*** PROVIDED RECORDS Section Begins ***

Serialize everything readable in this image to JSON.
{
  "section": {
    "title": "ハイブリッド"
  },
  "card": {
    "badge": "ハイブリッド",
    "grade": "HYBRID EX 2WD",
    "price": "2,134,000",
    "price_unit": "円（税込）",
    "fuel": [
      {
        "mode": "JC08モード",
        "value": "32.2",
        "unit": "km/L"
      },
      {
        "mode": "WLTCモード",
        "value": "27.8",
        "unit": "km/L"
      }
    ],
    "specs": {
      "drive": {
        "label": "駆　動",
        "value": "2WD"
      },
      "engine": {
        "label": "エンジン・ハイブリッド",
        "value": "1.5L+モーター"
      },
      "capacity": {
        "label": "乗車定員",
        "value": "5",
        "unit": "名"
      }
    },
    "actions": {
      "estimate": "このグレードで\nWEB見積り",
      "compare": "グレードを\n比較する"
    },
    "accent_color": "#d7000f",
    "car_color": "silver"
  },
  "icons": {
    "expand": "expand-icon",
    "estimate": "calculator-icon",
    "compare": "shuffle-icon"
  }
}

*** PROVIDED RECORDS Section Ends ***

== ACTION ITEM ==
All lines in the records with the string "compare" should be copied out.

== EXERCISE ANSWER ==
      "compare": "グレードを\n比較する"
    "compare": "shuffle-icon"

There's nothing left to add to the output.